Suddenly, I was seeing my garden through their eyes. They appreciated the variety of native flowers in bloom – not splashy but nevertheless pretty. A couple of people had seen my garden in spring on past Open Days. They too were taken by the summer display – something that I feared was less than best. I realized then, they were gardeners – they understood the vagaries of the weather, the vanity of the gardener and the wonder contained in all gardens.

By letting others tour my garden in all its authentic reality, without any pretension, I had freed myself to share my own experiences and knowledge in exactly the same way. In turn, I gained a new found appreciation of my humble garden and the people who choose to visit it.

Here are some images from my Digging Deeper morning –

(c) 2021 Shobha Vanchiswar

Homecoming

One of the first things I do on my return home from a trip, be it a few days or some weeks, is to get out into the garden and poke around. What’s in bloom, what’s not, assess the status of how things have withstood my absence and lack of care. I do this with a mixture of trepidation and excitement.

This past Friday was no different. As luck would have it, an early morning flight arrival meant there was plenty of time to unpack, put away, get settled and go survey the garden at leisure. With jet lag being the default gift of a long journey, it really helps to spend time outdoors getting some light and nature therapy.

The sight of the flowers in bloom is uplifting for sure. It gives the immediate reassurance that things are fine.
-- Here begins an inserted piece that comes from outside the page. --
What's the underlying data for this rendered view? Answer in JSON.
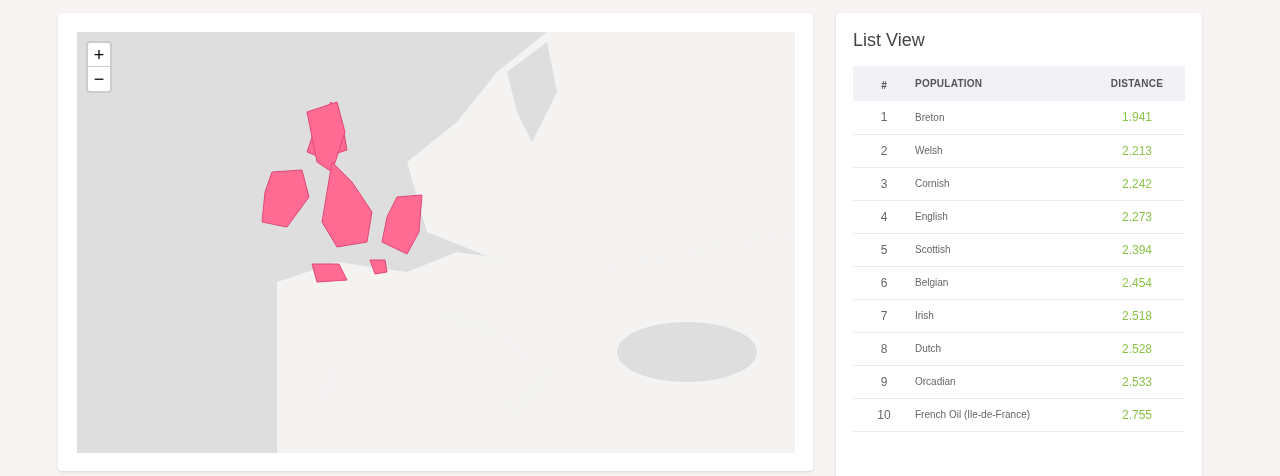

But very quickly, the rampant growth of the plants has me alarmed – the garden has slowly morphed into a jungle! There’s a wildness to it that can only happen when there has been a great deal of rain, high temperature and lack of due diligence.

As I begin my methodical tour of inspection, I note the messiness of the unchecked growth. The aggressive members are stifling the more timid ones. It’ looks like a banner year for slugs – they’re ALL over the place. Ugh.

The persistently high humidity has encouraged mildew and black spot to move in with gusto. I observe a level of tiredness in some plants – as though they’ve been fighting less than ideal conditions for too long. Having myself just endured three weeks of unrelenting monsoon rains and high temperatures, I can totally empathize.

There’s much damage control to be done. Quite frankly, it’s a bit overwhelming. First order of business over the weekend, was to get the weeding done. It just feels good to know something positive has been initiated.

I’m now going to break up the long list of chores into smaller segments and then go about it systematically. There’s much to cut back, thin out, dig up, clean up and tidy. And, I have a deadline.

On August 22, I’m doing a Digger Deeper event for the Garden Conservancy. This is a masterclass of sorts. Informing and instructing, demystifying and sharing certain elements of gardening. In this case, espaliering and vertical gardening will be the two things that will be covered ( or is that uncovered?!).

As we all know, weather wise, it’s been a strange, unpredictable year. Things in the garden have not proceeded according to expectations. That’s something I cannot change. However, I can do everything else to make the attendees have a good experience in the most pleasing, agreeable surroundings.

So without further ado, I’m off to get started. Wish me luck please!

Note: If interested, you can still sign up for this Digging Deeper event. I understand there are a couple of tickets left.

The immediate survey on my return –

Cardinal vine has made it to the top of the pergola and mingling with the wisteria. Hope the hummingbirds are happy!

(c) 2021 Shobha Vanchiswar